Strategic Planning Insights for REALTOR® Associations
A strategic plan should be seen as a leadership tool
Many associations creates strategic plans that are never implemented because individual leaders are allowed to determine the direction of the organization rather than following the direction set by the strategic plan. While the National Association of REALTORS® Organizational Alignment Core Standards require state and local associations to create a strategic plan, it is up to the staff and leadership team to insure that the plan is seen as a decision making document. It’s important that future leaders, prior to agreeing to serve in a leadership role, commit to using the strategic plan that is in place.
Selecting the right team
Organizing the strategic planning team is a critical step in the planning process. The members of the team should represent a cross-section of an association’s population; using the members of the leadership team as the strategic planning team is not recommended.
Gathering information from the membership
Strategic planning teams should have access to data gathered from the membership in the form of surveys and/or focus groups. When focus groups are conducted they should be audio recorded and copies of these recordings should be provided to the members of the planning team prior to the retreat.
The planning process
To be effective, a strategic plan must provide the leadership team a prioritized list of measurable goals, referred to as strategic initiatives. This plan should help the association focus on doing the things that fulfill its purpose and avoid investing resources in activities that are not in line with its mission. The following steps are recommended in developing an effective strategic plan:
1. Mission statement – Why does our association exist? What is its purpose?
In facilitating a strategic plan, I begin by asking the planning team to validate/revise its existing mission statement, because this is the core component of a strategic plan.
2. Optimum performance – What indicators would exist if our association was fulfilling its purpose 100%? What should our leadership dashboard look like?
The team is then asked to identify the characteristics that would exist if the association were operating at 100% optimum performance, meaning that it is fulfilling its mission statement to the best of the association’s ability. Such a characteristic might be: “If the association were performing at the highest level of performance, 90% of its members would attend at least three association events per year.”
3. Prioritize characteristics – If our association cannot resource all of the things that it must do, which ones should we focus on first?
The team then has the opportunity to determine the order of importance of the characteristics that they defined in step #2. This phase of the process ensures that the leadership team members have a working tool that tells them not only what the association should do but the relative importance of each characteristic. The importance of each item will be determined by the benefit that it provides to the members.
4. Identify the performance gap – Compared to what our association is doing today, what do we need to start doing in order to fulfill our purpose 100%?

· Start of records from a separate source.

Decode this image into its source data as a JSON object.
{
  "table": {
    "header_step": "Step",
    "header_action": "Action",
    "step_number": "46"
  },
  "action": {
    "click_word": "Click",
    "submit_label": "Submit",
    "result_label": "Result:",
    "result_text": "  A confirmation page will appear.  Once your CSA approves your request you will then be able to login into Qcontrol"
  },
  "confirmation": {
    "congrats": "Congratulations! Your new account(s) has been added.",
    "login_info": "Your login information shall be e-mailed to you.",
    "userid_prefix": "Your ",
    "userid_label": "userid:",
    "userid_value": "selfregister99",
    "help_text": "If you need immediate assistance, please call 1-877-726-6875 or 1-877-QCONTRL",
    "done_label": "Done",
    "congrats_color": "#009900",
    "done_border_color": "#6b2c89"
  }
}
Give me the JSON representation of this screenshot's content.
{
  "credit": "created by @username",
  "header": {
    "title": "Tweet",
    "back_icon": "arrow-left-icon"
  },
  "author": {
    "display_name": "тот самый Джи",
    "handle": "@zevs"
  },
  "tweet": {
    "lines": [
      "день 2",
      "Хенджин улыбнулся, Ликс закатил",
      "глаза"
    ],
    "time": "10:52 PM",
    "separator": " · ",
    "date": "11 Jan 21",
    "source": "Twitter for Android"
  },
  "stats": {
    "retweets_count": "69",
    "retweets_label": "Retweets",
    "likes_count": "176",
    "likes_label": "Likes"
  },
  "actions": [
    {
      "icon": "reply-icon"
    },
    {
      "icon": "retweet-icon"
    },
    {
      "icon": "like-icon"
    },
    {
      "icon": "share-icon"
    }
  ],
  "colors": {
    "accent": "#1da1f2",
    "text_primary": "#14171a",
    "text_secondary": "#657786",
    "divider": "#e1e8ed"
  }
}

Using the list of prioritized characteristics from the previous steps, the planning team will evaluate each item based on its current status in the association – Is it being done at all? If it is being done, is it being done well?
5. Identifying services and resources that are no longer needed – Is our association allocating resources today to do things that are no longer required by its mission statement?
This is an extremely important step in the process, because it requires the planning team to identify services that the association is currently providing to its members that are no longer justified by the mission statement. Leaders must ensure that resources are being allocated in the most effective and efficient manner, which requires that every activity being sponsored and resource being provided must be supported by the strategic plan.
Length of the planning session
Ideally the team should plan to work together for two days.
Implementing the plan
Once the board of directors approves the strategic plan developed by the strategic planning team, action can begin on each of the strategic initiatives. The leadership team should focus on the five initiatives that have the highest priority and do the following:
a) Assign a work group to develop an action plan for each initiative that identifies the tasks to be performed; a timeline for the completion of each task; the personnel resources that will be needed, both staff and volunteer; and funding requirements, if appropriate.
b) The board of directors and the association executive should review the action plans for each of the five initiatives to determine how many of them can be worked on simultaneously based on the required resources. It is better to work on one or two initiatives at a time to ensure that their completion produces the desired outcomes and member benefits.
c) For each of the initiatives that will be addressed, individuals need to be assigned to complete the steps in the respective action plans. Action plan items might include such things as doing research, conducting focus groups or surveys, or interviewing and recommending a service provider to be hired to perform a specific task.
d) The role of the board of directors is to oversee the work of the people who are completing the action plans. Once the directors approve an action plan, they need to let the people assigned to complete the tasks do their jobs without interference from the leadership team.
Addressing new issues that come up after the plan is adopted
During the period of time that the plan is in place, issues may arise that are not addressed in the strategic plan. When this occurs, the members of the board of directors will be able to assign a priority to each issue, based on its impact on the mission statement, and revise the list of prioritized goals.